Contact Us




Change Locale

Whaling is getting worse. Here’s how you can stop it

Innovation Executive Forum | Posted on September 15, 2016

With over $3 billion in damages over three years, not only are whaling attacks on the rise — they are evolving in new and nefarious ways to do more damage to your enterprise.

This is the warning coming from the Federal Bureau of Investigation (FBI) in a new public service announcement released this summer.

In the report, the FBI revealed whaling attacks — also known as business email compromise, or CEO fraud — have increased by 1300 percent since January 2015.

Traditionally, whaling attacks involve posing as C-level executives in an email to trick finance teams to make payments to cyber criminals. But, based on complaints received and statistical data, the Bureau said the attacks have evolved to thwart ever-wiser financial teams, targeting other departments with valuable data, such as human resources, sales and R&D.

According to the same report, more than $3 billion in losses with over 22,000 cases have been accounted since as early as 2013. Worse, even if you wanted to insure against such an attack, insurance companies are increasingly hesitant to do so. How do they attach a dollar figure to your precious data? That’s why.

Softchoice spoke with experts at Mimecast, an email security provider, to see just what organizations can do to fend of these cyber whalers. Here’s what we learned:

3 ways to prevent whaling in the enterprise

Understand your current state:
You can’t do anything unless you “know thyself.” Mimecast told us the best way to begin is by conducting a review of which employees have access to valuable IP and data across the organization. You should also review your existing data protection procedures and consider revising how data transfers to external third parties are authorized.

As is the case with so many security threats, your people might be the weakest link. To fend off the “human error” syndrome, think top-down. Educate senior management, key staff and employees on this specific type of attack – make sure everyone knows how it works and is extra vigilant. You can find details of different whaling tactics, and what characteristics to look out for at the end of the FBI warning, here.

Lastly, you need to consider what tools you can use to automate and enhance your email protection capabilities. Our friends at Mimecast suggest the following:

  • Update data loss prevention (DLP) keywords to identify and halt unwarranted data transfers.
  • Consider inbound email stationery that marks and alerts employees to emails that have originated outside of the corporate network.
  • Subscribe to domain name registration alerting services so you are alerted when domains are created that closely resemble your corporate domain.
  • Look into solutions specifically designed to extend email security to guard against targeted threats in email, including whaling attacks.

If you’re looking for a good solution under that last category, Mimecast does offer one, called Impersonation Protect, a service designed specifically to stop whaling and CEO fraud.

Have more questions? Contact your Softchoice representative today to see how we can help protect you against email attacks like this.

Related Articles
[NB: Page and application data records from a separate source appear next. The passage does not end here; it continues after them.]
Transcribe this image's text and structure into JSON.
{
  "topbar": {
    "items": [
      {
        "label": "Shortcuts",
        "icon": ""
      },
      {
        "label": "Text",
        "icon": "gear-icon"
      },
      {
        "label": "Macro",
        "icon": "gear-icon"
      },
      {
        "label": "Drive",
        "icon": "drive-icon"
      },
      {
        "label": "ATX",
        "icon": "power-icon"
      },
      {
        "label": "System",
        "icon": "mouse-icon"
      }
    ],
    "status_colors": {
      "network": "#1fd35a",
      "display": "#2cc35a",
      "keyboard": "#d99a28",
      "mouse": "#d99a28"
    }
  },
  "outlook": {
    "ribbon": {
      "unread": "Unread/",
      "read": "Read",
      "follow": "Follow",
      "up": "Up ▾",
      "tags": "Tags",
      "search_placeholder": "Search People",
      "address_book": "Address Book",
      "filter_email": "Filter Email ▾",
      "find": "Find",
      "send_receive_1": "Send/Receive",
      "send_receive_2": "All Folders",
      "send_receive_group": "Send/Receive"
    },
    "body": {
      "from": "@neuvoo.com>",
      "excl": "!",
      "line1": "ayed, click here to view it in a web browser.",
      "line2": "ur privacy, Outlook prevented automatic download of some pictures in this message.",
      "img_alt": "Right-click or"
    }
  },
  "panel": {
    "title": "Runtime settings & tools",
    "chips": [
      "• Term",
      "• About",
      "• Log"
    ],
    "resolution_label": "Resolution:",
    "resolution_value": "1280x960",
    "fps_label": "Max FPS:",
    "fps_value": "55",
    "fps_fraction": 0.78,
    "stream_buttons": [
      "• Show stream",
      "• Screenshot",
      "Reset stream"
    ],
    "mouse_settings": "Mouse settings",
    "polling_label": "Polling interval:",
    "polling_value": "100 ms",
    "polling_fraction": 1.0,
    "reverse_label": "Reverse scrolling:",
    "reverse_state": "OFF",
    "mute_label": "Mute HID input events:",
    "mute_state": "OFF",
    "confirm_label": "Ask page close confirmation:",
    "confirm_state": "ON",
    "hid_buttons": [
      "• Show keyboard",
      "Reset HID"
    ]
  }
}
  An Interview with Softchoice’s SVP of IT, Jeff Reis When Canada’s most valuable public company Shopify announced it was going “digital by default,” it was a clear sign that the brick-and-mortar office era was forever changed. “We cannot go back to the way things were. This isn’t a choice. This is the future,” tweeted […]

Each year, Softchoice hosts the Innovation Executive Forum, meeting with hundreds of CIOs and senior IT leaders at exclusive events across North America. We capture the best insights in an annual report to share what our IEF members have on their minds and what they’ve learned. Before we get into this year’s report, we wanted […]

The unanticipated changes forced by the global health crisis haven’t been easy for any organization. As an initial response to the situation, many IT leaders and executives had to shift their workforce to all-remote work, whether they were ready or not. Now, many are looking ahead to new challenges as their organizations work to stabilize […]